    FPA Recommendation 22. The insurance commission carve-out to the ban on conflicted remuneration should be

    reviewed in 3 years’ time, once the Life Insurance Framework has been embedded and tested for its effectiveness.

    23. This testing should include any changes in the issues impacting on the remuneration of life risk advice and consider the impact of all business sizes and models as well as the role financial advisers provide in assisting clients understand residual risks in relation to insurance products, and though the claims process.

    24. There is a need to develop a strategy and a long-term timeline to put in place appropriate steps to resolve current issues and lead to the removal of life risk commissions in the future.

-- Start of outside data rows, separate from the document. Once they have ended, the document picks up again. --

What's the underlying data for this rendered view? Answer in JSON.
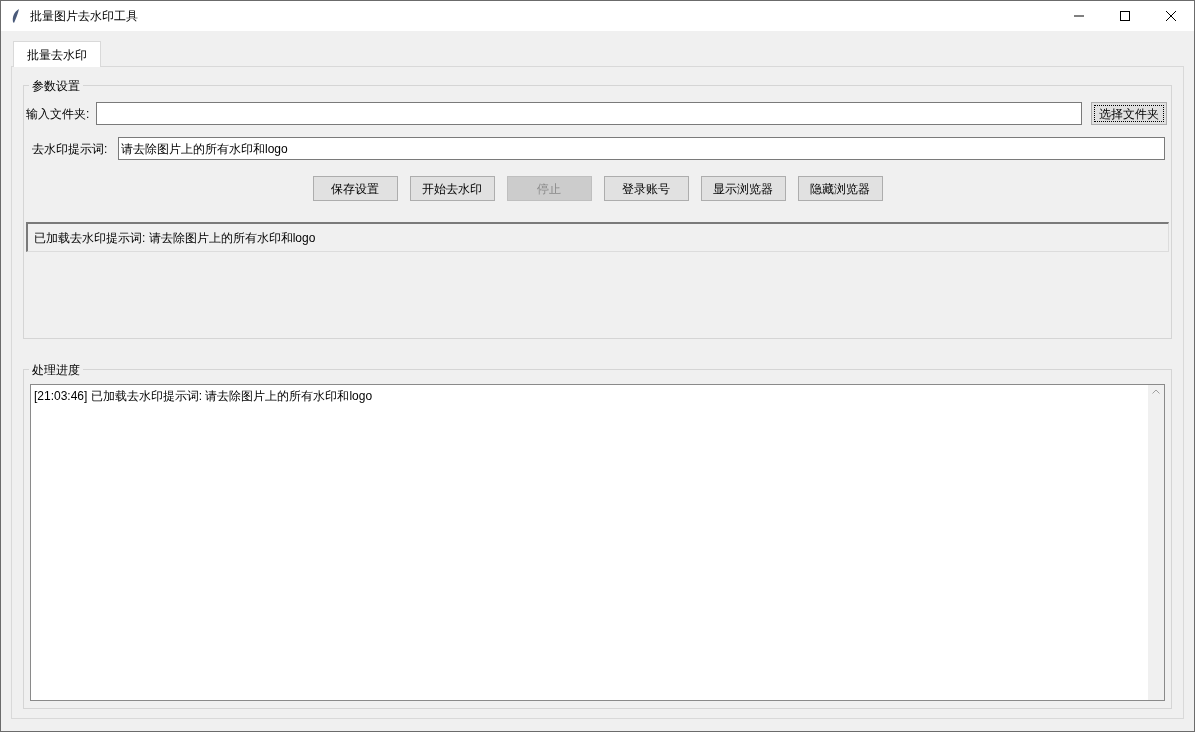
{
  "window": {
    "title": "批量图片去水印工具"
  },
  "tabs": [
    {
      "label": "批量去水印",
      "selected": true
    }
  ],
  "settings": {
    "title": "参数设置",
    "folder": {
      "label": "输入文件夹:",
      "button": {
        "label": "选择文件夹",
        "focused": true
      }
    },
    "prompt": {
      "label": "去水印提示词:",
      "value": "请去除图片上的所有水印和logo"
    },
    "buttons": [
      {
        "label": "保存设置",
        "disabled": false
      },
      {
        "label": "开始去水印",
        "disabled": false
      },
      {
        "label": "停止",
        "disabled": true
      },
      {
        "label": "登录账号",
        "disabled": false
      },
      {
        "label": "显示浏览器",
        "disabled": false
      },
      {
        "label": "隐藏浏览器",
        "disabled": false
      }
    ],
    "status": "已加载去水印提示词: 请去除图片上的所有水印和logo"
  },
  "progress": {
    "title": "处理进度",
    "log": [
      "[21:03:46] 已加载去水印提示词: 请去除图片上的所有水印和logo"
    ]
  }
}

    Do remuneration and incentive policies that reward financial advisers for revenue generated for a licensee or employer create an unacceptable risk that financial advisers will prioritise the generation of revenue over the licensee’s obligation to provide financial services in a manner that is efficient, fair and honest over their own obligation to act in the best interests of the customer, and over their own obligation to prioritise the interests of the customer above their own in